YOUR OBJECTIVE: Every picture is to be removed, and all the data is to be copied exactly.

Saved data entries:
╔══

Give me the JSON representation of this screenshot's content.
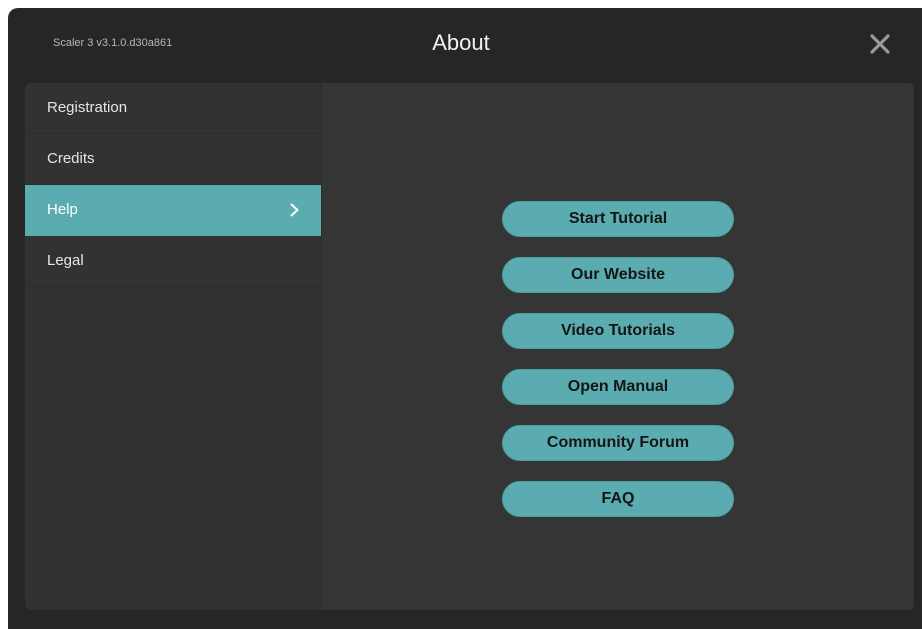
{
  "window": {
    "version": "Scaler 3 v3.1.0.d30a861",
    "title": "About"
  },
  "sidebar": {
    "items": [
      {
        "label": "Registration"
      },
      {
        "label": "Credits"
      },
      {
        "label": "Help"
      },
      {
        "label": "Legal"
      }
    ],
    "active_index": 2
  },
  "help": {
    "buttons": [
      {
        "label": "Start Tutorial"
      },
      {
        "label": "Our Website"
      },
      {
        "label": "Video Tutorials"
      },
      {
        "label": "Open Manual"
      },
      {
        "label": "Community Forum"
      },
      {
        "label": "FAQ"
      }
    ]
  },
  "colors": {
    "accent": "#5aacb0",
    "window_bg": "#262626",
    "panel_bg": "#353535"
  },
  "icons": {
    "close": "close-icon",
    "active_item": "chevron-right-icon"
  }
}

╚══

TASK SOLUTION:
Give me the JSON representation of this screenshot's content.
{
  "window": {
    "version": "Scaler 3 v3.1.0.d30a861",
    "title": "About"
  },
  "sidebar": {
    "items": [
      {
        "label": "Registration"
      },
      {
        "label": "Credits"
      },
      {
        "label": "Help"
      },
      {
        "label": "Legal"
      }
    ],
    "active_index": 2
  },
  "help": {
    "buttons": [
      {
        "label": "Start Tutorial"
      },
      {
        "label": "Our Website"
      },
      {
        "label": "Video Tutorials"
      },
      {
        "label": "Open Manual"
      },
      {
        "label": "Community Forum"
      },
      {
        "label": "FAQ"
      }
    ]
  },
  "colors": {
    "accent": "#5aacb0",
    "window_bg": "#262626",
    "panel_bg": "#353535"
  },
  "icons": {
    "close": "close-icon",
    "active_item": "chevron-right-icon"
  }
}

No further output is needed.